[Stored data]
◇ ◇ ◇ ◇

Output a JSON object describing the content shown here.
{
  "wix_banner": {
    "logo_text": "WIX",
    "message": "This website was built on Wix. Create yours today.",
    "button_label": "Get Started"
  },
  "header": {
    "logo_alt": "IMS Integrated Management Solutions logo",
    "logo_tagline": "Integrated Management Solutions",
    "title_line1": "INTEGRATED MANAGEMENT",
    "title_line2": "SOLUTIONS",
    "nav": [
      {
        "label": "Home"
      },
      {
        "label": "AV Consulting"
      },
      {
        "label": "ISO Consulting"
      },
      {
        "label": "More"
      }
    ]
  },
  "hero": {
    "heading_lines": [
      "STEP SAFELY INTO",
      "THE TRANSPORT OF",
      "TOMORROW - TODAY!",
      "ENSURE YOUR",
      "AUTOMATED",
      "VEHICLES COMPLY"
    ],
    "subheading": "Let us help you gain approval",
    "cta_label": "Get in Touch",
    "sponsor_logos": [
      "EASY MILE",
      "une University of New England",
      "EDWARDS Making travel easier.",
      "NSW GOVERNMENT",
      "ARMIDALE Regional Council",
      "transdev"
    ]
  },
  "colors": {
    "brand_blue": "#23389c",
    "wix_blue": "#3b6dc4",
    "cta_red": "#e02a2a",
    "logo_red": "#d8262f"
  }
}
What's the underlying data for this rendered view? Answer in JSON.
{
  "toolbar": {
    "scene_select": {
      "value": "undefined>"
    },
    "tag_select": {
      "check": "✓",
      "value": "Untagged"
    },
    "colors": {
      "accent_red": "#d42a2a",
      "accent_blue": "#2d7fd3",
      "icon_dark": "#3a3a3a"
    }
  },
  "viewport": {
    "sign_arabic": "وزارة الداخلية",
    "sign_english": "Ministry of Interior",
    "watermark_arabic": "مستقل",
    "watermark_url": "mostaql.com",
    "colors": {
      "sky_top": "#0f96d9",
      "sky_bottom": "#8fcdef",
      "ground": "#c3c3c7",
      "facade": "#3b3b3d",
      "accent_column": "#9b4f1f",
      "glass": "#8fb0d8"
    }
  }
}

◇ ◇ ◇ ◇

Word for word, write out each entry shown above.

**Task answer**
Output a JSON object describing the content shown here.
{
  "wix_banner": {
    "logo_text": "WIX",
    "message": "This website was built on Wix. Create yours today.",
    "button_label": "Get Started"
  },
  "header": {
    "logo_alt": "IMS Integrated Management Solutions logo",
    "logo_tagline": "Integrated Management Solutions",
    "title_line1": "INTEGRATED MANAGEMENT",
    "title_line2": "SOLUTIONS",
    "nav": [
      {
        "label": "Home"
      },
      {
        "label": "AV Consulting"
      },
      {
        "label": "ISO Consulting"
      },
      {
        "label": "More"
      }
    ]
  },
  "hero": {
    "heading_lines": [
      "STEP SAFELY INTO",
      "THE TRANSPORT OF",
      "TOMORROW - TODAY!",
      "ENSURE YOUR",
      "AUTOMATED",
      "VEHICLES COMPLY"
    ],
    "subheading": "Let us help you gain approval",
    "cta_label": "Get in Touch",
    "sponsor_logos": [
      "EASY MILE",
      "une University of New England",
      "EDWARDS Making travel easier.",
      "NSW GOVERNMENT",
      "ARMIDALE Regional Council",
      "transdev"
    ]
  },
  "colors": {
    "brand_blue": "#23389c",
    "wix_blue": "#3b6dc4",
    "cta_red": "#e02a2a",
    "logo_red": "#d8262f"
  }
}
What's the underlying data for this rendered view? Answer in JSON.
{
  "toolbar": {
    "scene_select": {
      "value": "undefined>"
    },
    "tag_select": {
      "check": "✓",
      "value": "Untagged"
    },
    "colors": {
      "accent_red": "#d42a2a",
      "accent_blue": "#2d7fd3",
      "icon_dark": "#3a3a3a"
    }
  },
  "viewport": {
    "sign_arabic": "وزارة الداخلية",
    "sign_english": "Ministry of Interior",
    "watermark_arabic": "مستقل",
    "watermark_url": "mostaql.com",
    "colors": {
      "sky_top": "#0f96d9",
      "sky_bottom": "#8fcdef",
      "ground": "#c3c3c7",
      "facade": "#3b3b3d",
      "accent_column": "#9b4f1f",
      "glass": "#8fb0d8"
    }
  }
}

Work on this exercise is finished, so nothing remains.